By MAUD CASEY
Published: September 19, 2004
APRIL FOOL'S DAY
By Josip Novakovich.
226 pp. HarperCollins Publishers. $23.95.
Books and Literature
HIS wickedly funny and deeply harrowing first novel from Josip Novakovich, a Croatian expatriate who came to the United States at 20 — in part to avoid enlistment in the Yugoslav Federal Army — relates the picaresque tale of one Ivan Dolinar, born in Croatia on April Fool's Day in 1948, around the time of Tito's historic split with Stalin.
Novakovich knows how to tell a story, and his prose has an easy, elegant velocity.

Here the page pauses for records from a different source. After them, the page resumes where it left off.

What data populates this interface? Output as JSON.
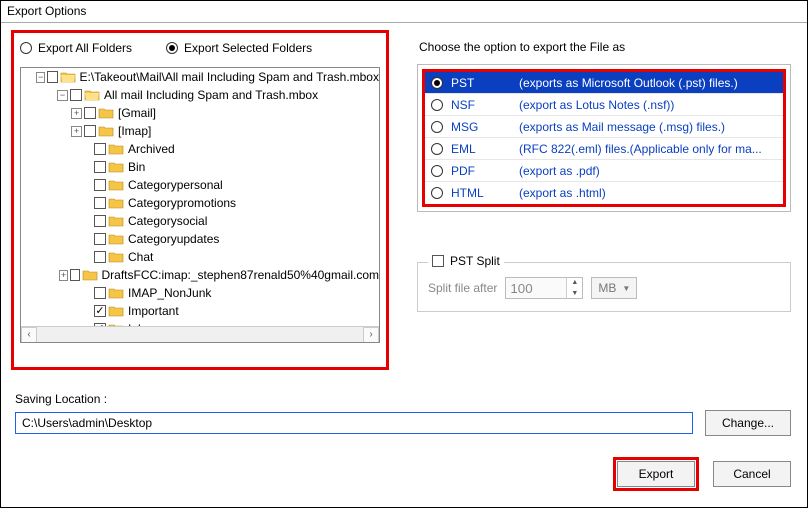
{
  "window": {
    "title": "Export Options"
  },
  "radios": {
    "all": "Export All Folders",
    "selected": "Export Selected Folders",
    "checked": "selected"
  },
  "tree": {
    "root_label": "E:\\Takeout\\Mail\\All mail Including Spam and Trash.mbox",
    "child_label": "All mail Including Spam and Trash.mbox",
    "items": [
      {
        "label": "[Gmail]",
        "expandable": true,
        "checked": false
      },
      {
        "label": "[Imap]",
        "expandable": true,
        "checked": false
      },
      {
        "label": "Archived",
        "expandable": false,
        "checked": false
      },
      {
        "label": "Bin",
        "expandable": false,
        "checked": false
      },
      {
        "label": "Categorypersonal",
        "expandable": false,
        "checked": false
      },
      {
        "label": "Categorypromotions",
        "expandable": false,
        "checked": false
      },
      {
        "label": "Categorysocial",
        "expandable": false,
        "checked": false
      },
      {
        "label": "Categoryupdates",
        "expandable": false,
        "checked": false
      },
      {
        "label": "Chat",
        "expandable": false,
        "checked": false
      },
      {
        "label": "DraftsFCC:imap:_stephen87renald50%40gmail.com",
        "expandable": true,
        "checked": false
      },
      {
        "label": "IMAP_NonJunk",
        "expandable": false,
        "checked": false
      },
      {
        "label": "Important",
        "expandable": false,
        "checked": true
      },
      {
        "label": "Inbox",
        "expandable": false,
        "checked": true
      }
    ]
  },
  "right": {
    "choose_label": "Choose the option to export the File as",
    "formats": [
      {
        "code": "PST",
        "desc": "(exports as Microsoft Outlook (.pst) files.)",
        "selected": true
      },
      {
        "code": "NSF",
        "desc": "(export as Lotus Notes (.nsf))",
        "selected": false
      },
      {
        "code": "MSG",
        "desc": "(exports as Mail message (.msg) files.)",
        "selected": false
      },
      {
        "code": "EML",
        "desc": "(RFC 822(.eml) files.(Applicable only for ma...",
        "selected": false
      },
      {
        "code": "PDF",
        "desc": "(export as .pdf)",
        "selected": false
      },
      {
        "code": "HTML",
        "desc": "(export as .html)",
        "selected": false
      }
    ],
    "split": {
      "title": "PST Split",
      "checked": false,
      "after_label": "Split file after",
      "value": "100",
      "unit": "MB"
    }
  },
  "saving": {
    "label": "Saving Location :",
    "path": "C:\\Users\\admin\\Desktop",
    "change_btn": "Change..."
  },
  "buttons": {
    "export": "Export",
    "cancel": "Cancel"
  }
}
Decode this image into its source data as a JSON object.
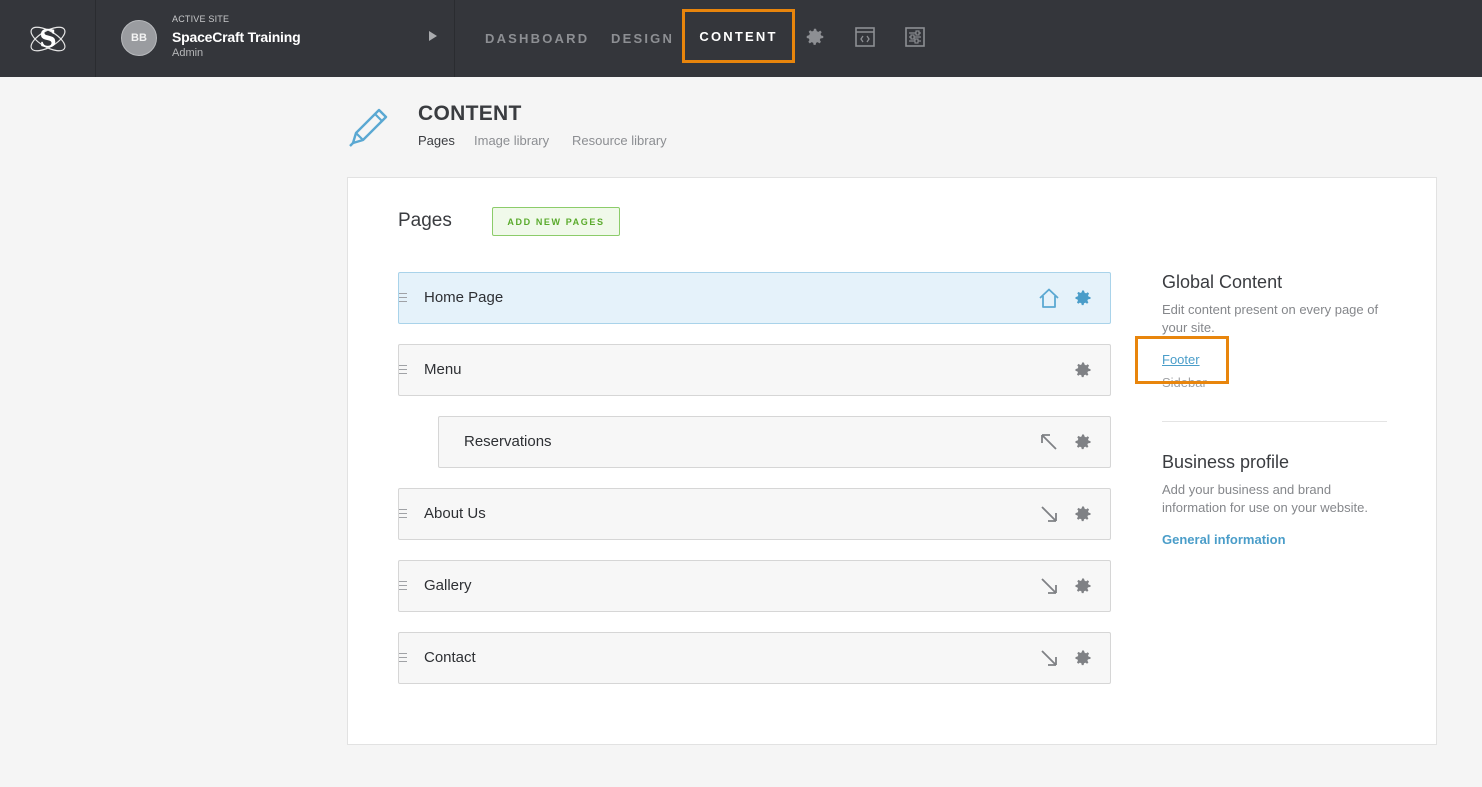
{
  "topbar": {
    "site_label": "ACTIVE SITE",
    "site_name": "SpaceCraft Training",
    "site_role": "Admin",
    "avatar_initials": "BB",
    "nav": [
      {
        "label": "DASHBOARD"
      },
      {
        "label": "DESIGN"
      },
      {
        "label": "CONTENT",
        "active": true
      }
    ],
    "icons": [
      "gear-icon",
      "code-window-icon",
      "sliders-icon"
    ]
  },
  "header": {
    "title": "CONTENT",
    "tabs": [
      {
        "label": "Pages",
        "active": true
      },
      {
        "label": "Image library"
      },
      {
        "label": "Resource library"
      }
    ]
  },
  "pages": {
    "heading": "Pages",
    "add_button": "ADD NEW PAGES",
    "items": [
      {
        "label": "Home Page",
        "icon": "home-icon",
        "level": 0
      },
      {
        "label": "Menu",
        "icon": "",
        "level": 0
      },
      {
        "label": "Reservations",
        "icon": "outdent-arrow-icon",
        "level": 1
      },
      {
        "label": "About Us",
        "icon": "indent-arrow-icon",
        "level": 0
      },
      {
        "label": "Gallery",
        "icon": "indent-arrow-icon",
        "level": 0
      },
      {
        "label": "Contact",
        "icon": "indent-arrow-icon",
        "level": 0
      }
    ]
  },
  "global_content": {
    "title": "Global Content",
    "description": "Edit content present on every page of your site.",
    "links": [
      "Footer",
      "Sidebar"
    ]
  },
  "business_profile": {
    "title": "Business profile",
    "description": "Add your business and brand information for use on your website.",
    "link": "General information"
  },
  "colors": {
    "topbar": "#34363b",
    "accent_highlight": "#e8850c",
    "link": "#4a9dc9",
    "add_button": "#5aaa2c"
  }
}
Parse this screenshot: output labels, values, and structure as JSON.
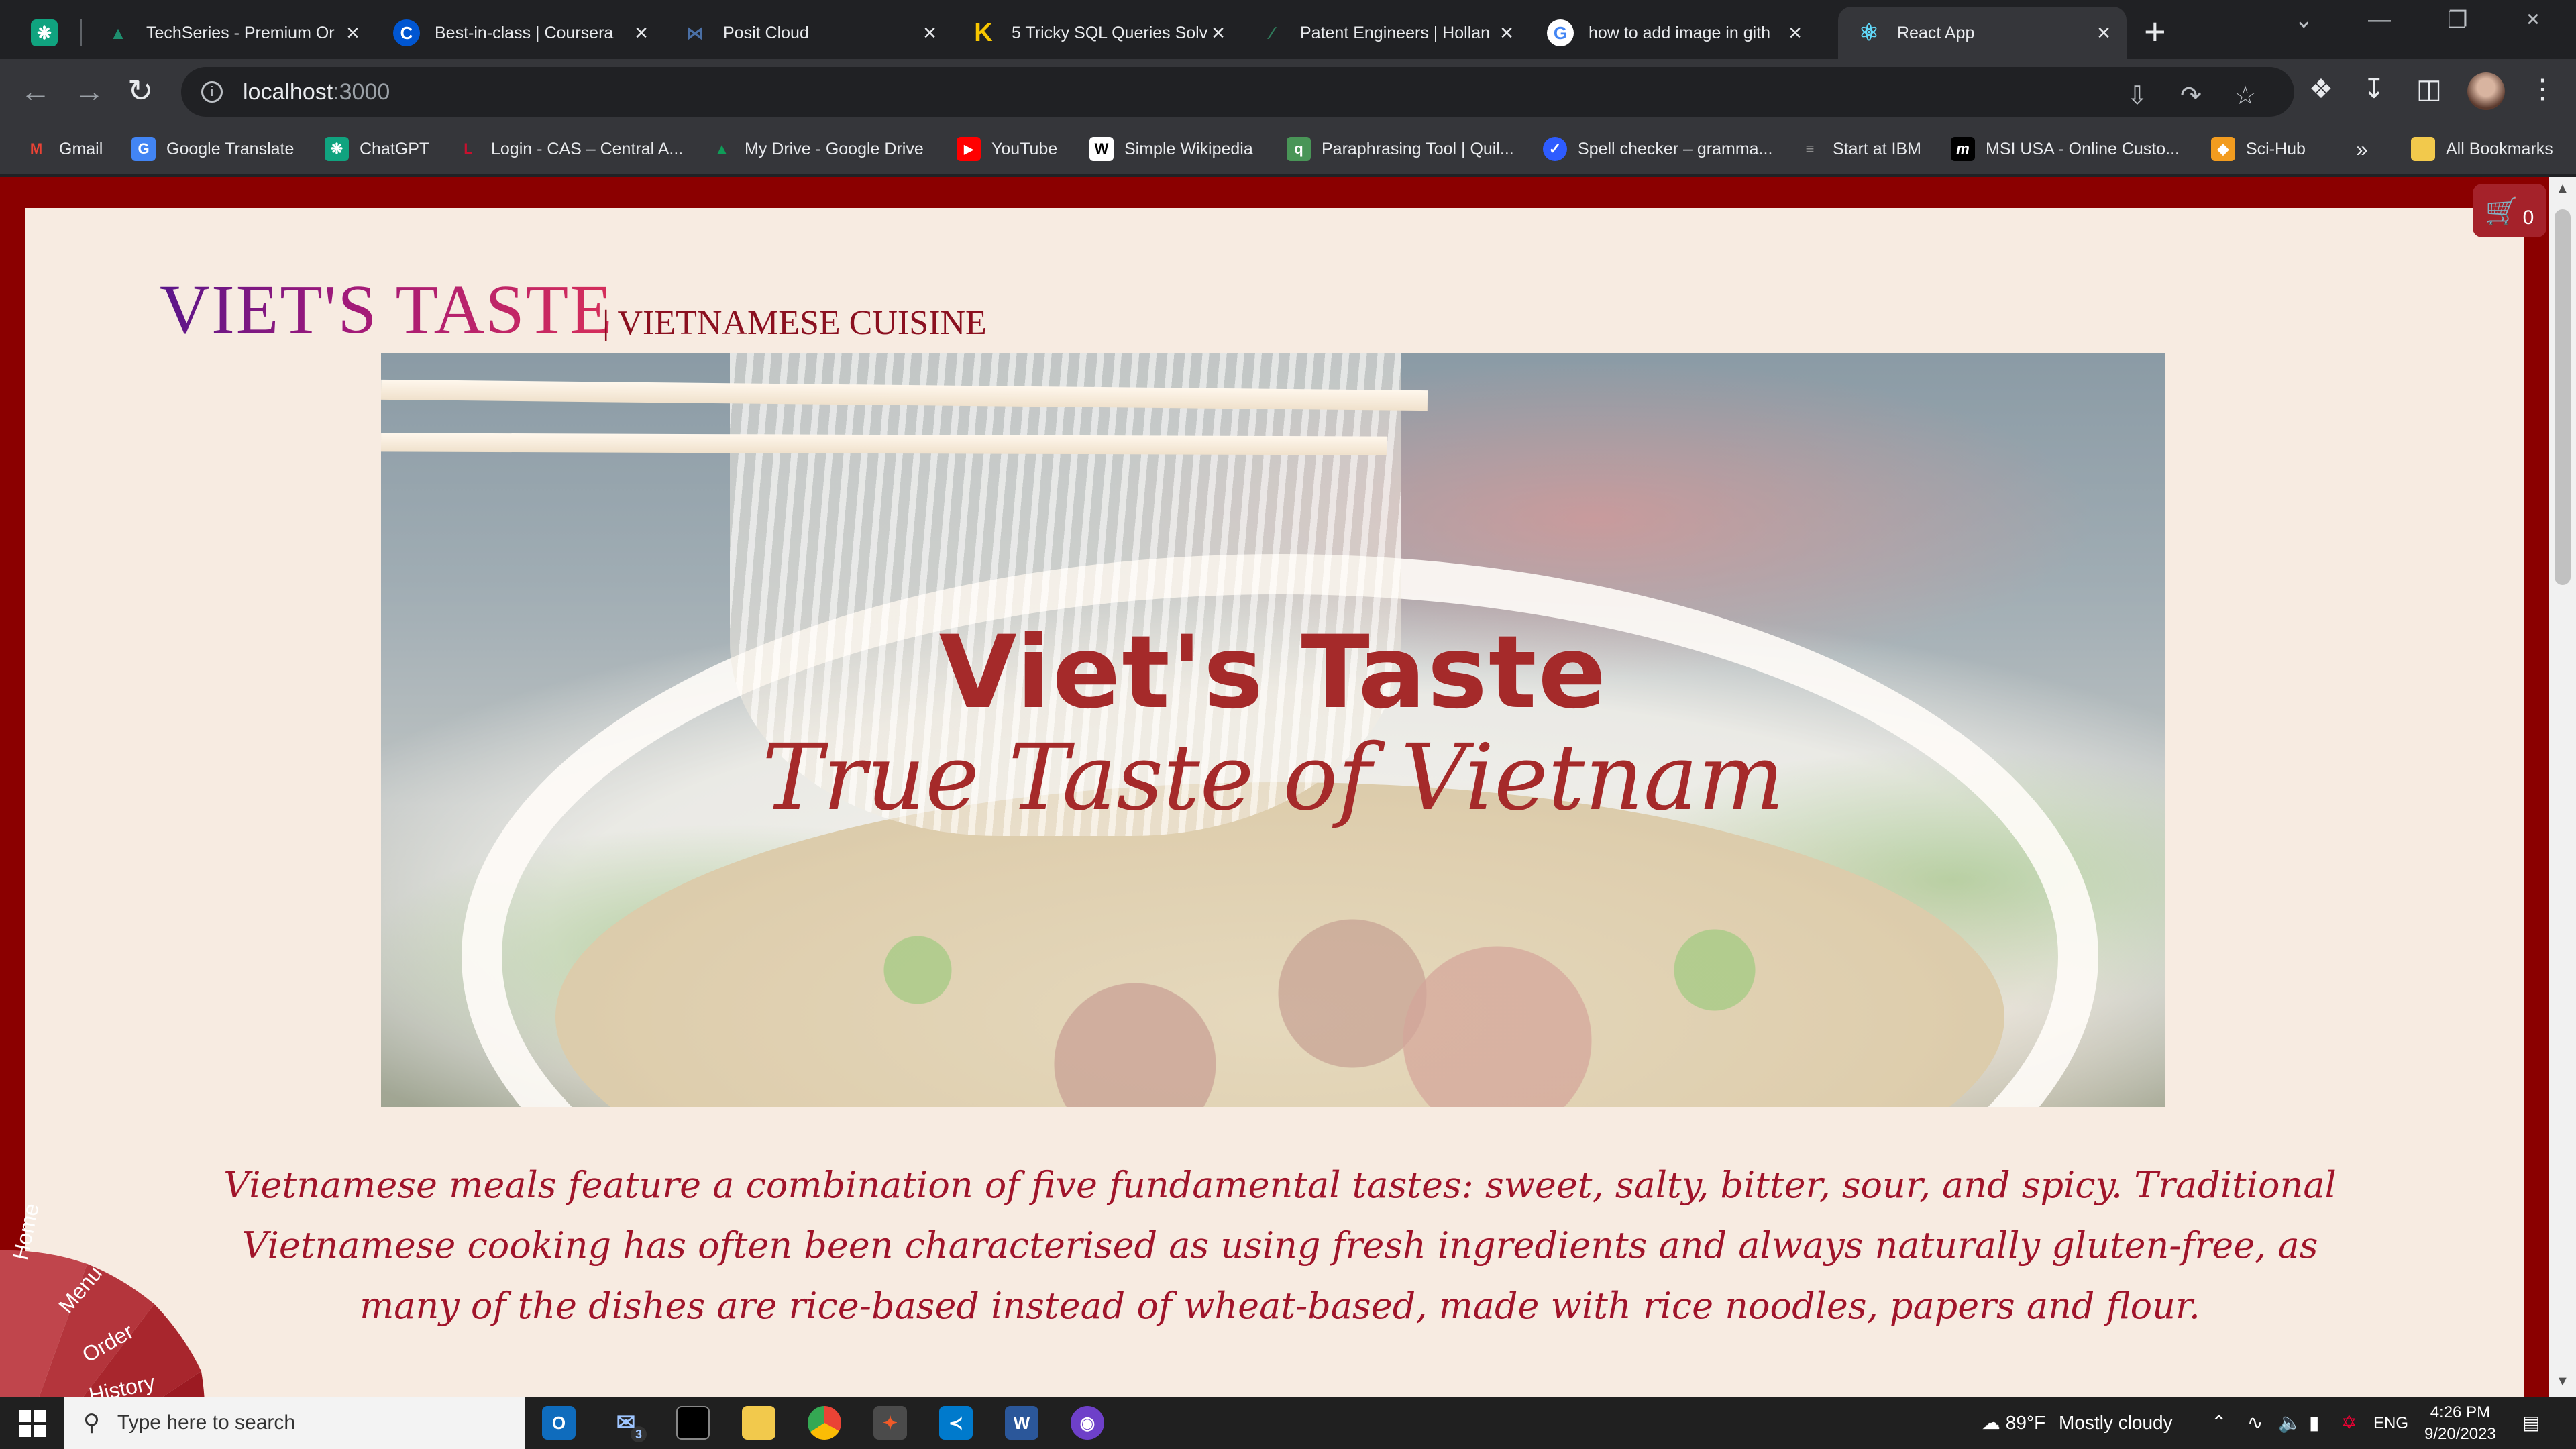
{
  "browser": {
    "tabs": [
      {
        "title": "",
        "favicon": "chatgpt-icon",
        "color": "#10a37f"
      },
      {
        "title": "TechSeries - Premium Or",
        "favicon": "techseries-icon",
        "color": "#1e8e6e"
      },
      {
        "title": "Best-in-class | Coursera",
        "favicon": "coursera-icon",
        "color": "#0056d2"
      },
      {
        "title": "Posit Cloud",
        "favicon": "posit-icon",
        "color": "#4a6fa5"
      },
      {
        "title": "5 Tricky SQL Queries Solv",
        "favicon": "k-icon",
        "color": "#f7c600"
      },
      {
        "title": "Patent Engineers | Hollan",
        "favicon": "patent-icon",
        "color": "#2f7a5a"
      },
      {
        "title": "how to add image in gith",
        "favicon": "google-icon",
        "color": "#ffffff"
      },
      {
        "title": "React App",
        "favicon": "react-icon",
        "color": "#61dafb"
      }
    ],
    "active_tab_index": 7,
    "url_host": "localhost",
    "url_port": ":3000",
    "bookmarks": [
      {
        "label": "Gmail",
        "icon": "gmail-icon",
        "color": "#ea4335"
      },
      {
        "label": "Google Translate",
        "icon": "translate-icon",
        "color": "#4285f4"
      },
      {
        "label": "ChatGPT",
        "icon": "chatgpt-icon",
        "color": "#10a37f"
      },
      {
        "label": "Login - CAS – Central A...",
        "icon": "cas-icon",
        "color": "#c8102e"
      },
      {
        "label": "My Drive - Google Drive",
        "icon": "drive-icon",
        "color": "#0f9d58"
      },
      {
        "label": "YouTube",
        "icon": "youtube-icon",
        "color": "#ff0000"
      },
      {
        "label": "Simple Wikipedia",
        "icon": "wikipedia-icon",
        "color": "#ffffff"
      },
      {
        "label": "Paraphrasing Tool | Quil...",
        "icon": "quillbot-icon",
        "color": "#499557"
      },
      {
        "label": "Spell checker – gramma...",
        "icon": "spellcheck-icon",
        "color": "#2e5cff"
      },
      {
        "label": "Start at IBM",
        "icon": "ibm-icon",
        "color": "#8d8d8d"
      },
      {
        "label": "MSI USA - Online Custo...",
        "icon": "msi-icon",
        "color": "#000000"
      },
      {
        "label": "Sci-Hub",
        "icon": "scihub-icon",
        "color": "#f29c1f"
      }
    ],
    "bookmarks_overflow": "»",
    "all_bookmarks_label": "All Bookmarks"
  },
  "site": {
    "brand": "VIET'S TASTE",
    "brand_sub": "| VIETNAMESE CUISINE",
    "hero_title": "Viet's Taste",
    "hero_tagline": "True Taste of Vietnam",
    "description": "Vietnamese meals feature a combination of five fundamental tastes: sweet, salty, bitter, sour, and spicy. Traditional Vietnamese cooking has often been characterised as using fresh ingredients and always naturally gluten-free, as many of the dishes are rice-based instead of wheat-based, made with rice noodles, papers and flour.",
    "cart_count": "0",
    "pie_menu": [
      "Home",
      "Menu",
      "Order",
      "History"
    ],
    "colors": {
      "frame": "#8b0000",
      "background": "#f7ebe1",
      "accent": "#a52a2a"
    }
  },
  "taskbar": {
    "search_placeholder": "Type here to search",
    "mail_badge": "3",
    "weather_temp": "89°F",
    "weather_text": "Mostly cloudy",
    "language": "ENG",
    "time": "4:26 PM",
    "date": "9/20/2023"
  }
}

Of the rain in Serbia, he writes, ''The wetness carried the smells of poisonous mushrooms and old leaves, not only of the leaves that had just zigzagged to the ground but also of the leaves from the last year, and from thousands of years ago.''
This novel's darkly ironic chapter headings — ''Ivan falls in love with power as soon as he learns how to crawl''; ''Ivan finds out that the world is a huge labor camp'' — deftly move us through Ivan's peripatetic existence and this novel's meditations on war, faith and the doldrums of humanity. Miraculously, Ivan survives childhood despite his parents' blasted lives. (His father returns home from World War II with his severed arm and leg in a potato sack, having ''changed armies several times and joined the winning side too late,'' and promptly drops dead of delirium tremens; his mother's goal is to be ''as inconspicuous as possible.'') He fully understands the absurdity of his own options: ''He could assimilate in Serbia. . . . He could join the K.G.B., the C.I.A., both. And he could become an alcoholic. He was absolutely free.''
Ultimately, he hits the road to attend medical school in northern Serbia, where his Muslim roommate (later nailed to a cross by Chetnik rebels) makes a joke about assassinating Tito that lands them in a labor camp, where Ivan comes face to face with Tito
himself. The dictator offers him a cigar, but when Ivan doesn't smoke it properly (''Cigar is a nose sport, not a lung disease,'' Tito says), his prison sentence is lengthened. After Ivan's release, he is drafted into the Yugoslav Federal Army and, like his father, ends
up changing armies several times. (Novakovich makes it clear that in this case there are no winning sides.) He first fights against the Croatian Army, which captures and enlists him, only to be recaptured by the Federal Army and forced on a 100-mile death march.
Here's a copy from bn.: